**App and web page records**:

----------------

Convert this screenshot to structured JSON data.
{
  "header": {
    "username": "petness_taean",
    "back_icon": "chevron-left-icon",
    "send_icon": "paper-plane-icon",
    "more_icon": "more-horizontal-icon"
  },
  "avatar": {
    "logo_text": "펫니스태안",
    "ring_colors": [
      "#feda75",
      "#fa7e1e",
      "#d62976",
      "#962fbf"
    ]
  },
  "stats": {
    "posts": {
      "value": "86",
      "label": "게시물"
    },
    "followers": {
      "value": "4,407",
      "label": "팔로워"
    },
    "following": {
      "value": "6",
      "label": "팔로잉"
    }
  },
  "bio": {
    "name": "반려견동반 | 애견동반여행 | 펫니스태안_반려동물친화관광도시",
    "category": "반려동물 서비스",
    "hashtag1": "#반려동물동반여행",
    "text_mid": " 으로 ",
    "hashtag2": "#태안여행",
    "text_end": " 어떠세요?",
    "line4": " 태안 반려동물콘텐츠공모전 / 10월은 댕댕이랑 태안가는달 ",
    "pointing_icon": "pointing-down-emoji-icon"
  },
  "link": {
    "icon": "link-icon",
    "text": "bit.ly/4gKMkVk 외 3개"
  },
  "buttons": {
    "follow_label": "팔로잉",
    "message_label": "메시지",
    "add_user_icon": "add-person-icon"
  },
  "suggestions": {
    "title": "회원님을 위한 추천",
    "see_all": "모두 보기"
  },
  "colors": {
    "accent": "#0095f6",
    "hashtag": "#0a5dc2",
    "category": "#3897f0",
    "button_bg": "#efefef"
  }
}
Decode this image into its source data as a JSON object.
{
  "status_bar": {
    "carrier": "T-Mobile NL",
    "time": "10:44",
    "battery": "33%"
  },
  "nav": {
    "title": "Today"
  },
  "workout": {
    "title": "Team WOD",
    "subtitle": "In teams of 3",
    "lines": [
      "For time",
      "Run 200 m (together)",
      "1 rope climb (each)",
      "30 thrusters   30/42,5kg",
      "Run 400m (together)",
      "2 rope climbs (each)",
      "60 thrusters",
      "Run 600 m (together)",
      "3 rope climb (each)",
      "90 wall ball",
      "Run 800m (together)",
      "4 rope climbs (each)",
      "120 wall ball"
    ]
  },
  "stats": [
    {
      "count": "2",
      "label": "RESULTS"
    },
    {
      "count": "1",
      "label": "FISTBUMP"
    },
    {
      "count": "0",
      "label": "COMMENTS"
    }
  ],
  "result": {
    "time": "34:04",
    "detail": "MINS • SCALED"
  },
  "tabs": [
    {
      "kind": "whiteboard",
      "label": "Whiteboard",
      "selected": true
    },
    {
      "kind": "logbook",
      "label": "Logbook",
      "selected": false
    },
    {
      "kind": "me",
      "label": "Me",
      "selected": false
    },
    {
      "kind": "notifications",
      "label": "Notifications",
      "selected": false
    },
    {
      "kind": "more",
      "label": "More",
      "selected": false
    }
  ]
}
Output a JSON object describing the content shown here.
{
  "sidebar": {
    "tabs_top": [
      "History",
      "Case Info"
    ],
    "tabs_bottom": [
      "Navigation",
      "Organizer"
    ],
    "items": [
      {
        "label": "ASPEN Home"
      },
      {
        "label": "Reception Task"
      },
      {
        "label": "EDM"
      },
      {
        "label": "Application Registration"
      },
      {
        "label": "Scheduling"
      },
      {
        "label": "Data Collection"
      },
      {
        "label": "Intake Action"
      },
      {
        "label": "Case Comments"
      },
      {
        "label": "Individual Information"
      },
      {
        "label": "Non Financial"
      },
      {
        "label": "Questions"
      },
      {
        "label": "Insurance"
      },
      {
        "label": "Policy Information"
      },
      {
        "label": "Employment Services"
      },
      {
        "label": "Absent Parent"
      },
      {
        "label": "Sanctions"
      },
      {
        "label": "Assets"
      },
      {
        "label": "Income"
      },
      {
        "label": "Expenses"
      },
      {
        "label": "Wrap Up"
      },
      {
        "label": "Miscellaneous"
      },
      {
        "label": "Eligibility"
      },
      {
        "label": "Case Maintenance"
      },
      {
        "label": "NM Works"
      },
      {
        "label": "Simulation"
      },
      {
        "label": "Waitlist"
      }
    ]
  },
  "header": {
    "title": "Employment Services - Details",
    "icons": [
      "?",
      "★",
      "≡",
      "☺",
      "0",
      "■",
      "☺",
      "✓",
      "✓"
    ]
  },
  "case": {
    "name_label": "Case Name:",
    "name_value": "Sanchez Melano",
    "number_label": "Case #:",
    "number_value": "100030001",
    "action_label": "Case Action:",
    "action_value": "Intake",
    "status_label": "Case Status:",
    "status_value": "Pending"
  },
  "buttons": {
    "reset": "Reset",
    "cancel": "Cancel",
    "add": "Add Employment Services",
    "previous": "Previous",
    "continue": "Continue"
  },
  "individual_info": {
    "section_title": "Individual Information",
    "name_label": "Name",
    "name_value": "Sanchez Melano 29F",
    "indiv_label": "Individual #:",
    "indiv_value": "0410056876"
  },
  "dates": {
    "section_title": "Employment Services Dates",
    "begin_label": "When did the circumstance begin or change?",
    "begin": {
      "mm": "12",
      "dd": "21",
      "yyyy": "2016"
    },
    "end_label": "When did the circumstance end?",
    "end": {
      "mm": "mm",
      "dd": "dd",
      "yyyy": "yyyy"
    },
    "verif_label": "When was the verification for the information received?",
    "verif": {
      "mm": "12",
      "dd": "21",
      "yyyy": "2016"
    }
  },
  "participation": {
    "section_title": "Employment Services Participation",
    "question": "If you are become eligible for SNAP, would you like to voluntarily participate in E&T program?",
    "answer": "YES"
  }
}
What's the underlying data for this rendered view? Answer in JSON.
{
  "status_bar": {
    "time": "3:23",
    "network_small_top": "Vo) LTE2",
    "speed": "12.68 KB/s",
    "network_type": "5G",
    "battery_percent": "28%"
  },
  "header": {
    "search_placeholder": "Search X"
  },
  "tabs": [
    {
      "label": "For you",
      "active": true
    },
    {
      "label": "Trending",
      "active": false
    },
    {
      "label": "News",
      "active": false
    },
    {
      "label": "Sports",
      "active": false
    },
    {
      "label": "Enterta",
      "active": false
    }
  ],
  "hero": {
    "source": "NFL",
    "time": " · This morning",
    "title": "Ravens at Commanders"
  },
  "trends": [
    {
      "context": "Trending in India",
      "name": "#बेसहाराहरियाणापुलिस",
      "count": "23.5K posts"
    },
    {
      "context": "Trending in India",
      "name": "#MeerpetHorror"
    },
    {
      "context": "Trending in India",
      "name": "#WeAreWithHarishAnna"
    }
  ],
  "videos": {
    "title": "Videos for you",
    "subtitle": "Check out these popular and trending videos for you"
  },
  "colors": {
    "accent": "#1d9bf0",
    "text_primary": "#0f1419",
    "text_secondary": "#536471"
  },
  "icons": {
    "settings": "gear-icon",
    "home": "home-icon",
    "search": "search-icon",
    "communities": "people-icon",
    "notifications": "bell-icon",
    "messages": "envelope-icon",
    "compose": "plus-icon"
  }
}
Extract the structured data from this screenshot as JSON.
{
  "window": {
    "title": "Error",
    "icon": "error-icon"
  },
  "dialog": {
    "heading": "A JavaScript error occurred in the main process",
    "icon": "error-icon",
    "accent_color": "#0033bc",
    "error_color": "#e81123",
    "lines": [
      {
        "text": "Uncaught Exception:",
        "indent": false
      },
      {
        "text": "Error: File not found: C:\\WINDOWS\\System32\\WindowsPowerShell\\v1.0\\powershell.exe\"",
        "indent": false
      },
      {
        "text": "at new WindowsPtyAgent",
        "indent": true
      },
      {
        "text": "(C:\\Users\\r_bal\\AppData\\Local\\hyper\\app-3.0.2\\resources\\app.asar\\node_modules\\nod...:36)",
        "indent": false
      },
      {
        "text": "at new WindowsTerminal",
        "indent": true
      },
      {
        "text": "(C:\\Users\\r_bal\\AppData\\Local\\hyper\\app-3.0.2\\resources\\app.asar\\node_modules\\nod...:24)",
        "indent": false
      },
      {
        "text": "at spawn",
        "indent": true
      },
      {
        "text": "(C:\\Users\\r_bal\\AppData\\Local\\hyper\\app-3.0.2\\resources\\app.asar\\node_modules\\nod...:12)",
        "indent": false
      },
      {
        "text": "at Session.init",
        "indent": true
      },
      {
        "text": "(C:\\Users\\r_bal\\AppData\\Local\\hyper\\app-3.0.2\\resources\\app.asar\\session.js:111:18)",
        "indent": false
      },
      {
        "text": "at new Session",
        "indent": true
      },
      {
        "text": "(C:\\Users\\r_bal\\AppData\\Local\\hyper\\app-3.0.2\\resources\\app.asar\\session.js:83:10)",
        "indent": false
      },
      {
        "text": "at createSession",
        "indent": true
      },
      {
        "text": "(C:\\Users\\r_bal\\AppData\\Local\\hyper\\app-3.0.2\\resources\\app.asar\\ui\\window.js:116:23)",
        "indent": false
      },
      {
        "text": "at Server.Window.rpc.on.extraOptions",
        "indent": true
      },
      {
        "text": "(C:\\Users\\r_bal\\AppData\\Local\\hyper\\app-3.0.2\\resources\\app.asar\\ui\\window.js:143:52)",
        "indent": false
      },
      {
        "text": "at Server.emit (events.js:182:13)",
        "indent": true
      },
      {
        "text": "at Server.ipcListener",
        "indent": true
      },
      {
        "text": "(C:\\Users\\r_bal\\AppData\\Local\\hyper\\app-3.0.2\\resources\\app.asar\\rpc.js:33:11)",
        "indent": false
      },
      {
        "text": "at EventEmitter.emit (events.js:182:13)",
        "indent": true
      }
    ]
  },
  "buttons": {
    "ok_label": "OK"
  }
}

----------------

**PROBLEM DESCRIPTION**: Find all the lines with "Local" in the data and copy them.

**ANSWER AREA**:
        "text": "(C:\\Users\\r_bal\\AppData\\Local\\hyper\\app-3.0.2\\resources\\app.asar\\node_modules\\nod...:36)",
        "text": "(C:\\Users\\r_bal\\AppData\\Local\\hyper\\app-3.0.2\\resources\\app.asar\\node_modules\\nod...:24)",
        "text": "(C:\\Users\\r_bal\\AppData\\Local\\hyper\\app-3.0.2\\resources\\app.asar\\node_modules\\nod...:12)",
        "text": "(C:\\Users\\r_bal\\AppData\\Local\\hyper\\app-3.0.2\\resources\\app.asar\\session.js:111:18)",
        "text": "(C:\\Users\\r_bal\\AppData\\Local\\hyper\\app-3.0.2\\resources\\app.asar\\session.js:83:10)",
        "text": "(C:\\Users\\r_bal\\AppData\\Local\\hyper\\app-3.0.2\\resources\\app.asar\\ui\\window.js:116:23)",
        "text": "(C:\\Users\\r_bal\\AppData\\Local\\hyper\\app-3.0.2\\resources\\app.asar\\ui\\window.js:143:52)",
        "text": "(C:\\Users\\r_bal\\AppData\\Local\\hyper\\app-3.0.2\\resources\\app.asar\\rpc.js:33:11)",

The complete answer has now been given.